Aberdeen's Pirate's Cove to be turned into storageABERDEEN (AP) — The Pirate’s Cove, a building with a colorful past, is being gutted and converted into storage.
By: JEFF NATALIE-LEES , Aberdeen American News
ABERDEEN (AP) — The Pirate’s Cove, a building with a colorful past, is being gutted and converted into storage.
Kirk Karlen, owner of Kirk’s Auto Repair, bought the building in December and began knocking down interior walls a few weeks ago.
He has also removed a couple of lean-tos and begun painting the exterior.

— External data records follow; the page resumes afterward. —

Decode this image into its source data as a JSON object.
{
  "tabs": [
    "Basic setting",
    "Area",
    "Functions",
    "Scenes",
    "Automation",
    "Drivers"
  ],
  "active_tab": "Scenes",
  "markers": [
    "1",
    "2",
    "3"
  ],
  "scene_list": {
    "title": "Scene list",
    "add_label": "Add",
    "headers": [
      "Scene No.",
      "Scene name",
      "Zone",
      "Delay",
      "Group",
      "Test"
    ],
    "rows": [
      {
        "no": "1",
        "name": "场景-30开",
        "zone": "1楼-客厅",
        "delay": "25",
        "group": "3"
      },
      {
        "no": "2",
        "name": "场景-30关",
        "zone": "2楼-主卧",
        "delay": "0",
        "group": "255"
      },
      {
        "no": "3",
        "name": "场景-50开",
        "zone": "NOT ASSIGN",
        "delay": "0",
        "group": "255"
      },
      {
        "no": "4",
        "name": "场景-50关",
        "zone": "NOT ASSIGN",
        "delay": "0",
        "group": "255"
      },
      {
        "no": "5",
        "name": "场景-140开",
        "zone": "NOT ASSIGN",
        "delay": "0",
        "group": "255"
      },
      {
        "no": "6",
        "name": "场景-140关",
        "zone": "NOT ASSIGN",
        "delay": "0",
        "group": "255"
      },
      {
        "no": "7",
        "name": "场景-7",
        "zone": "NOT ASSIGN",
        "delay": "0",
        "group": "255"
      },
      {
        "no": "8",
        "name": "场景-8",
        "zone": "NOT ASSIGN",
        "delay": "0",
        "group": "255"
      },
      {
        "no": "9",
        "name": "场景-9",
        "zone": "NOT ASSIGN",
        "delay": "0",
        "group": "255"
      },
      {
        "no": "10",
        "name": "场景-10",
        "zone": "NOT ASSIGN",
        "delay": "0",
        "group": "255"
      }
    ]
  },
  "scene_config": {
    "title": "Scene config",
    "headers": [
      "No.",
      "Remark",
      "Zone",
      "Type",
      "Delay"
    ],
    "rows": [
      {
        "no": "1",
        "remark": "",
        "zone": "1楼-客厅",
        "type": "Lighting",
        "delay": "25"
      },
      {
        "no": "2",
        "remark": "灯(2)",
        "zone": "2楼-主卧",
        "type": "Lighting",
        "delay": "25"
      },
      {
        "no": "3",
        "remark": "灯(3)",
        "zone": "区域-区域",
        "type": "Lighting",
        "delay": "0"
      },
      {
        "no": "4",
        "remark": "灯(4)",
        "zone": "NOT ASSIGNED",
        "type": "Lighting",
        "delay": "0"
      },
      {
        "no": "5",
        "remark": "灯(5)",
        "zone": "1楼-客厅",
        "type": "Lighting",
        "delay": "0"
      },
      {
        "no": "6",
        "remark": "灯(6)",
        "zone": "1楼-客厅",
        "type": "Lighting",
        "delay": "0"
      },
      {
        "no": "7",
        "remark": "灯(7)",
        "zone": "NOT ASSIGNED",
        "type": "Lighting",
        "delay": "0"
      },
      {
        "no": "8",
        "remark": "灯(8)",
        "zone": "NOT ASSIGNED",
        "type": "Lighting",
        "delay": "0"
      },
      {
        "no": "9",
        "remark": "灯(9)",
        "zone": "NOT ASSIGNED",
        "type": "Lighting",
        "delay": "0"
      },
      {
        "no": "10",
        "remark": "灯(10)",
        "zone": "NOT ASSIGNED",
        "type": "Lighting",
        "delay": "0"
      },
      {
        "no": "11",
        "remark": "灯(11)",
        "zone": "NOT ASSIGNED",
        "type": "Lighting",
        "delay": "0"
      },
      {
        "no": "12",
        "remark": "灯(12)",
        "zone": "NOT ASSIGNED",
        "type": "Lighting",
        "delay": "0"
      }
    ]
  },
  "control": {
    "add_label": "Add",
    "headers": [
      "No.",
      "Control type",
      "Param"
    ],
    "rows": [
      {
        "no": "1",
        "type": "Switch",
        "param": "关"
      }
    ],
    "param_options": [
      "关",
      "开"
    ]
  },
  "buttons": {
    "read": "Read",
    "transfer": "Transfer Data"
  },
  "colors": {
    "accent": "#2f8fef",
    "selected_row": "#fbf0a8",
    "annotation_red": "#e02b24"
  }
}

His auto repair shop along North Roosevelt Street is about 100 yards south of the Pirate’s Cove.
The Pirate’s Cove was a stripper bar and was connected to the Body Shop Bar.

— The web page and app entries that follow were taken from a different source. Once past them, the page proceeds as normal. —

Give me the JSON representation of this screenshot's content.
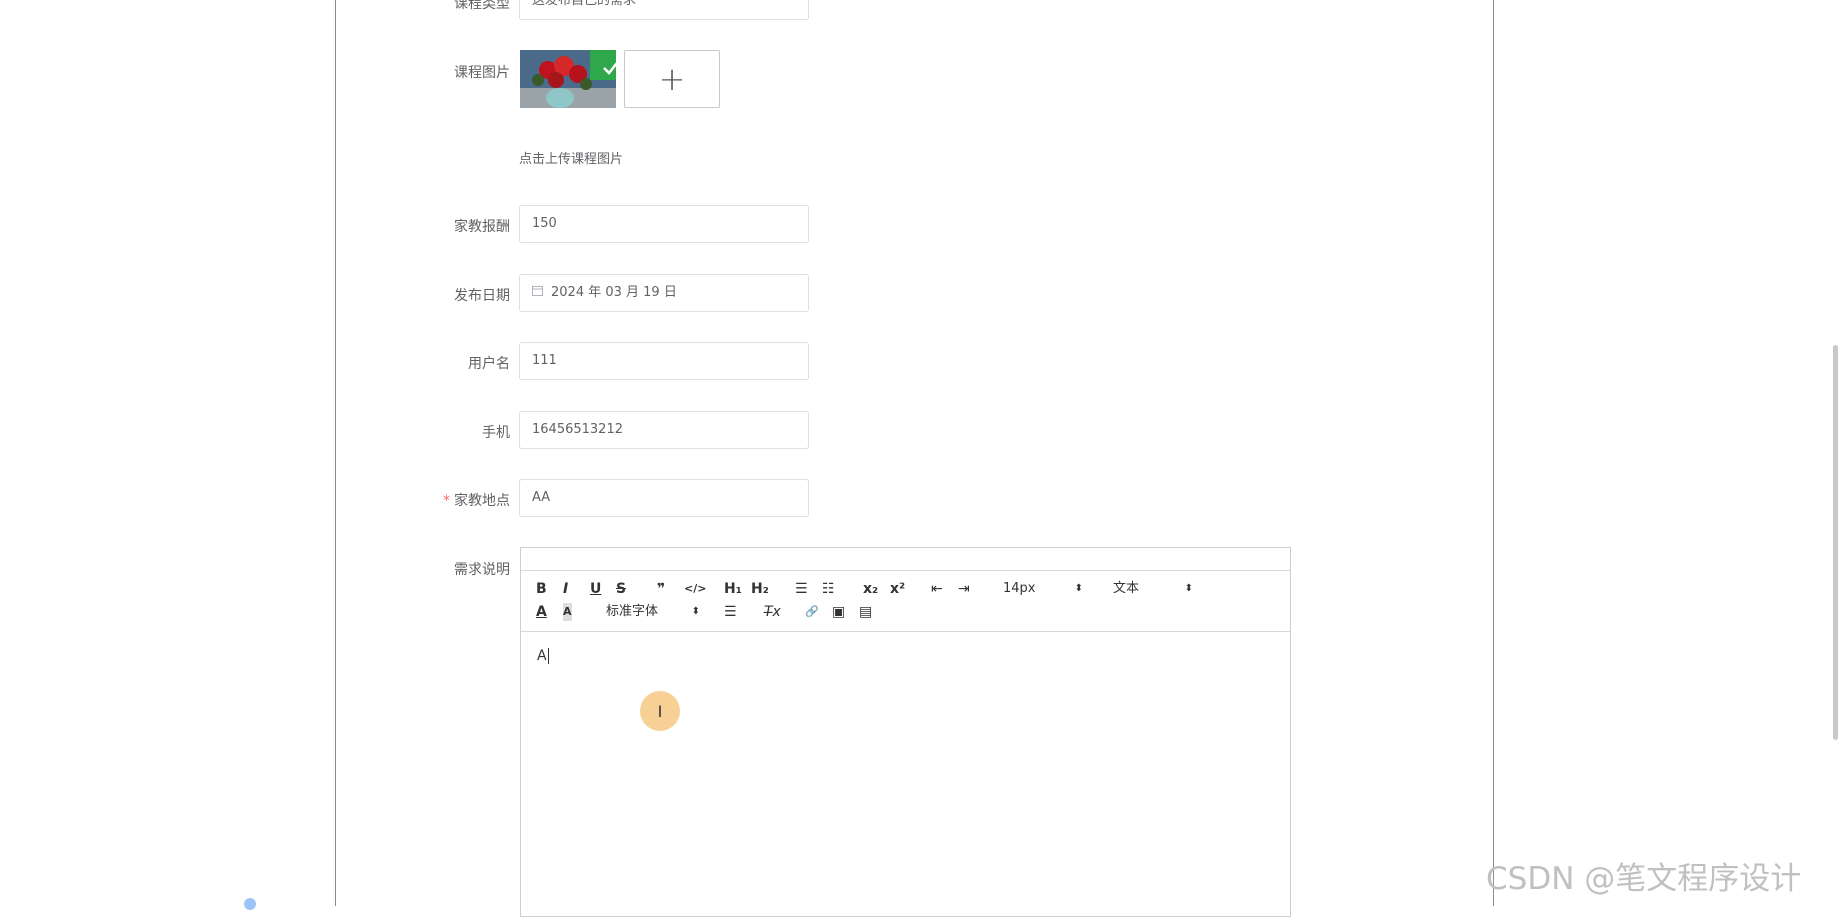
{
  "form": {
    "course_type": {
      "label": "课程类型",
      "value": "这发布自己的需求"
    },
    "course_image": {
      "label": "课程图片",
      "upload_hint": "点击上传课程图片",
      "add_symbol": "+"
    },
    "fee": {
      "label": "家教报酬",
      "value": "150"
    },
    "publish_date": {
      "label": "发布日期",
      "value": "2024 年 03 月 19 日",
      "icon": "calendar-icon"
    },
    "username": {
      "label": "用户名",
      "value": "111"
    },
    "phone": {
      "label": "手机",
      "value": "16456513212"
    },
    "location": {
      "label": "家教地点",
      "value": "AA",
      "required_mark": "*"
    },
    "description": {
      "label": "需求说明"
    }
  },
  "editor": {
    "toolbar": {
      "bold": "B",
      "italic": "I",
      "underline": "U",
      "strike": "S",
      "quote": "❞",
      "code": "</>",
      "h1": "H₁",
      "h2": "H₂",
      "ordered_list": "☰",
      "bullet_list": "☷",
      "subscript": "x₂",
      "superscript": "x²",
      "outdent": "⇤",
      "indent": "⇥",
      "font_size": "14px",
      "header_select": "文本",
      "font_color": "A",
      "bg_color": "A",
      "font_family": "标准字体",
      "align": "☰",
      "clean": "T̶x",
      "link": "🔗",
      "image": "▣",
      "video": "▤"
    },
    "content": "A"
  },
  "watermark": "CSDN @笔文程序设计"
}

The Cove, as it was often referred to, sported a pirate statue standing on a boat connected to the exterior wall. The Body Shop Bar had a 1957 Chevrolet sticking out of the wall. Both establishments closed about three years ago.

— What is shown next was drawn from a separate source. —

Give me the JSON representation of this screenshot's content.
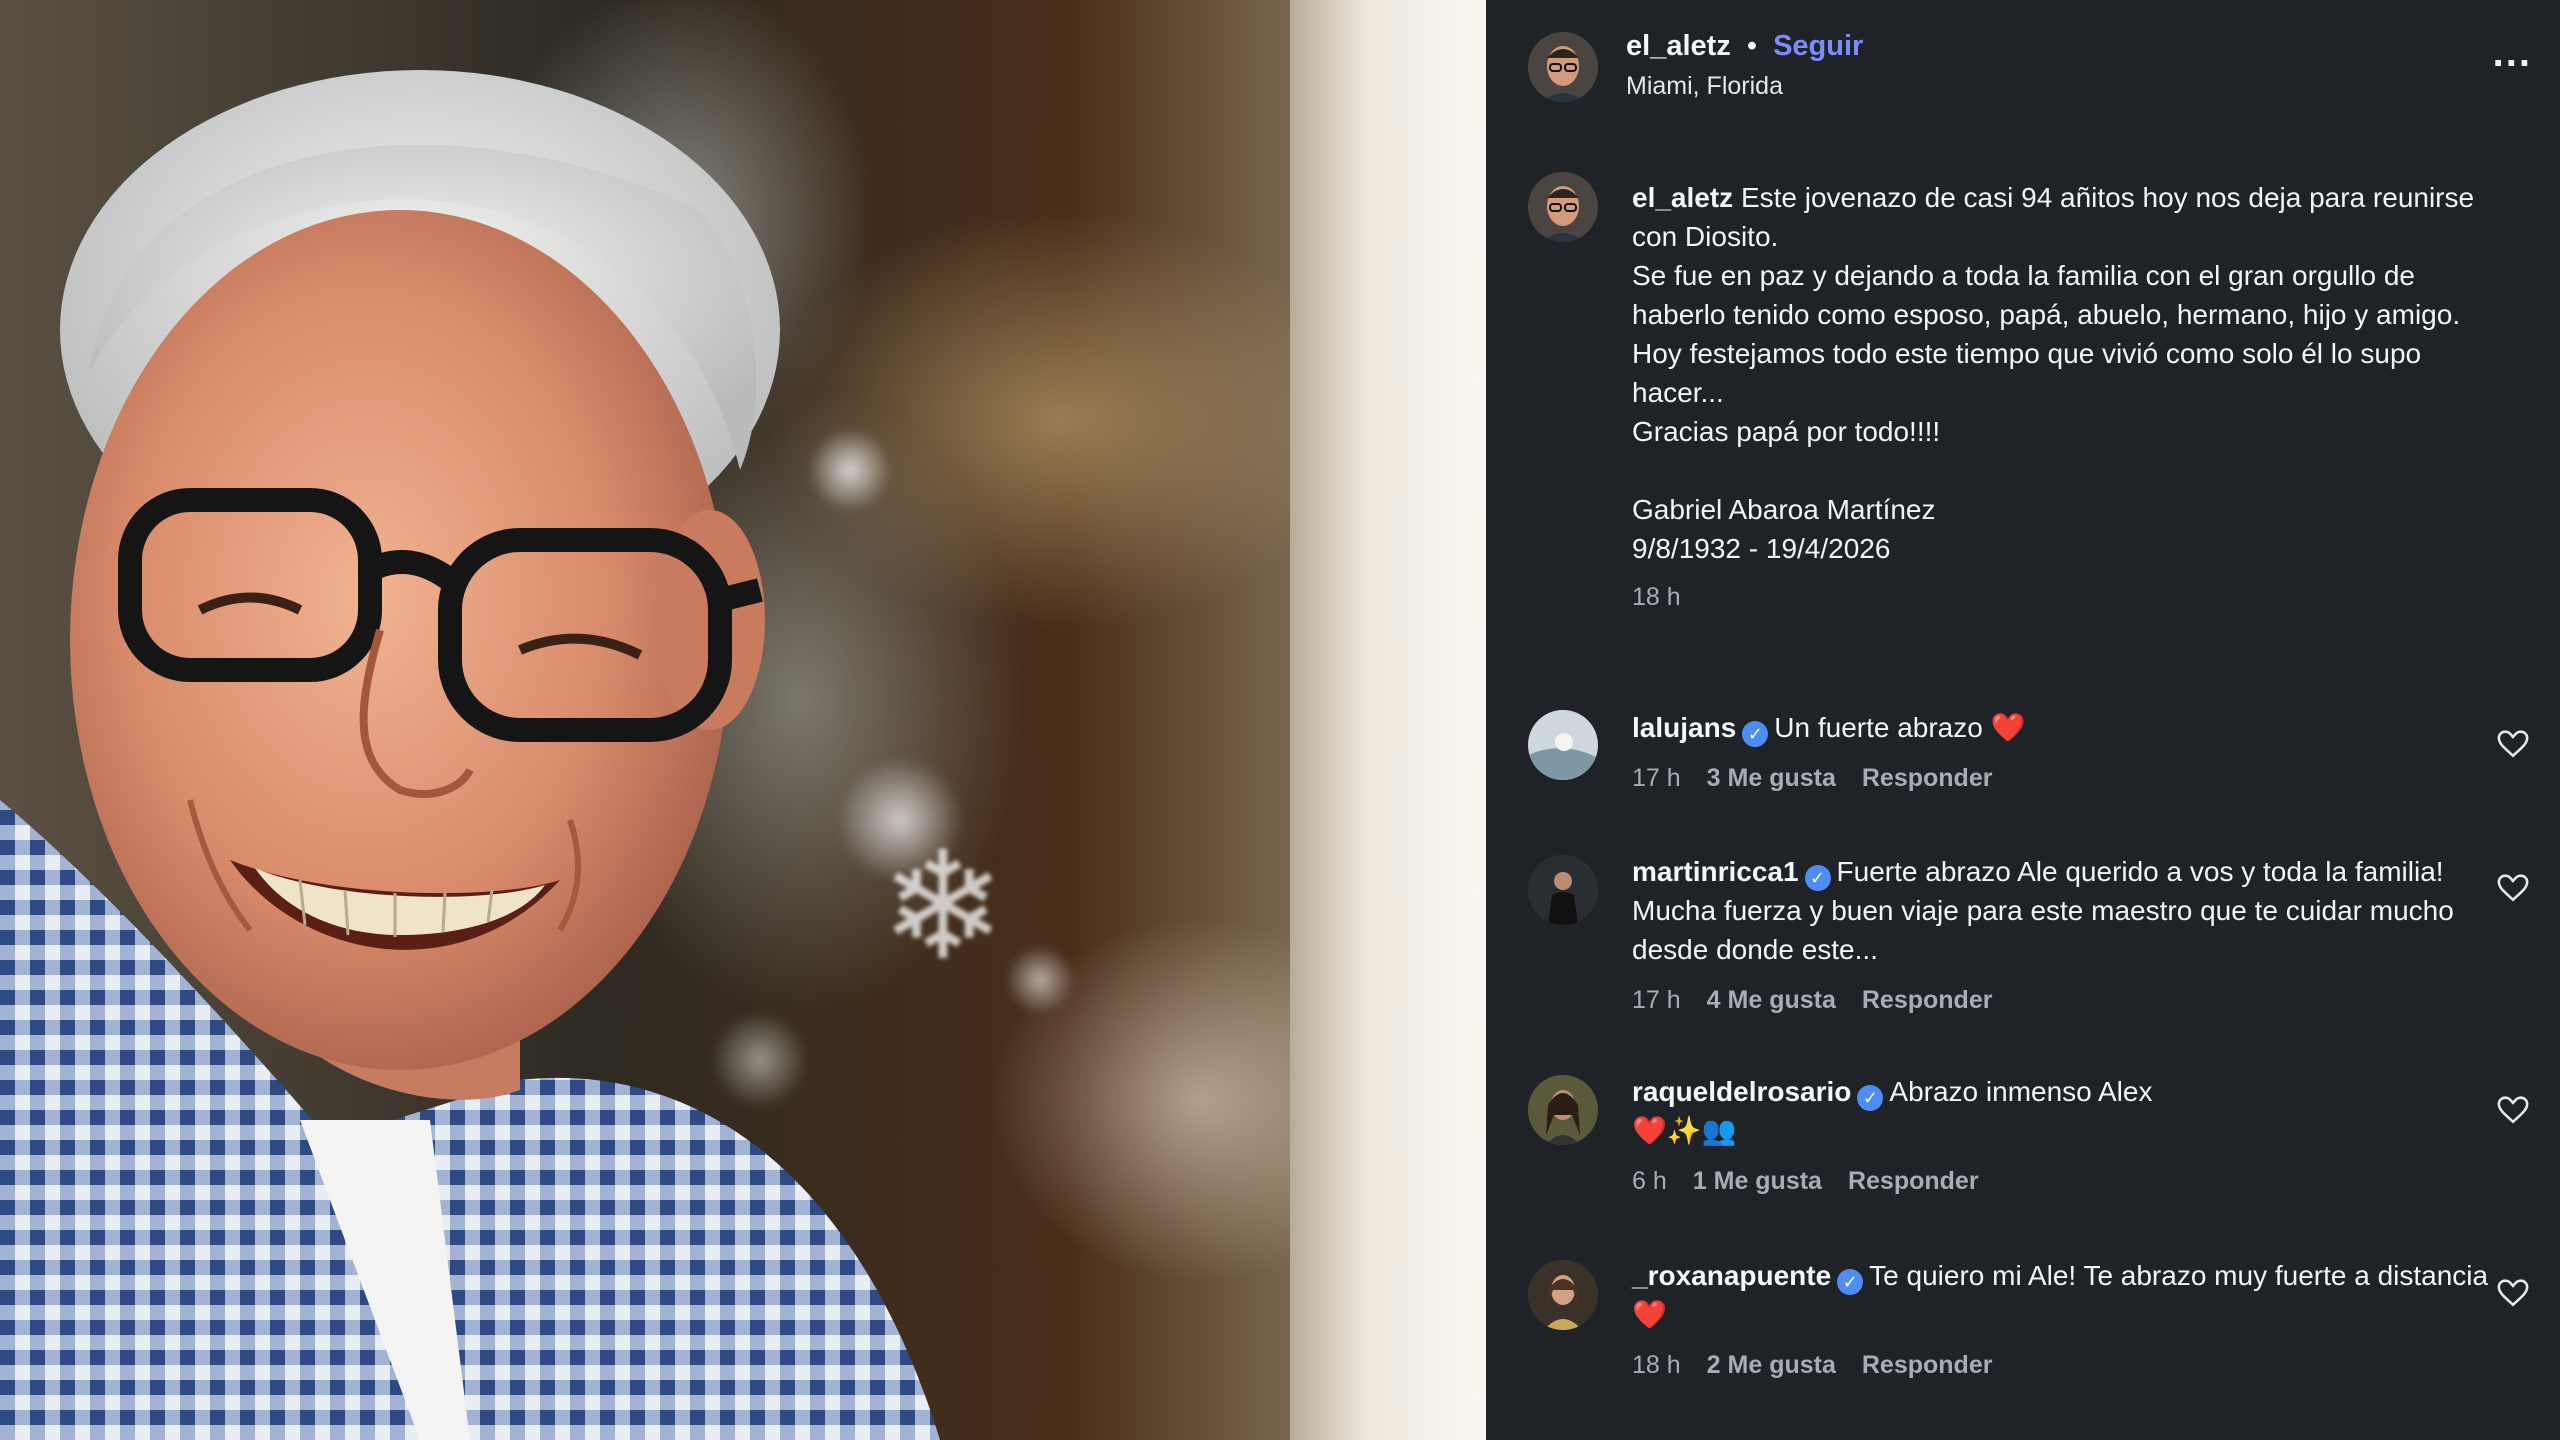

“I want the town to look better,” Karlen said. “The building is really run down. It is too old to fix up for a business, so I will just use it for personal storage.”
There is one thing Karlen won’t change: He is leaving the car in the wall.
“It is in there to stay,” he said. “I would have to take down the whole wall to get it out. I’m going to paint it red and get the headlights working, so they can shine at night.”
The pirate is gone. It is now attached to a boathouse on Richmond Lake after a property owner bought it at auction, Karlen said.
Karlen bought the building from Todd Glover, who bought it from the estate of his mother and stepfather, Peggy and Chuck Ackerman.
The building originally housed Ackerman Welding, but was converted in the late 1970s to the Lounge Bar on the east end and an auto repair shop on the west end, Glover said.
“In the mid-80s, Peggy and Chuck went to Las Vegas and came back with the idea to open a restaurant called the Pirate’s Cove,” he said. “They opened up the restaurant on one side and the Body Shop Bar on the other side.”
Sometime in the late 1980s, they converted the restaurant into a bar with exotic dancers.
Glover said part of the reason he and his brothers and sister decided to close the Pirate’s Cove three years ago was that it had a series of owners who had bought it on contract for deed, but defaulted on payments.
Also, the Cove tended to be a place where people got into trouble, he said.
The place was a hangout for construction workers when a pipeline was being built through the area in the early 1980s, and a woman was killed in the parking lot when a car pinned her to a wall, Glover said.
There were a lot of bar fights there, he said.
“When we closed it, the police and sheriff thanked us,” Glover said. “They said that northeast Aberdeen would be safer with the place closed.”
Karlen said he went to the Pirate’s Cove and Body Shop Bar occasionally when it was opened.
“It was kind of cool back in the day,” he said.
There was a clientele that appreciated the Cove, Glover said.
When the going-out-of-business auction took place, items fetched high prices.
There was spirited bidding on the pirate until it sold for $1,500.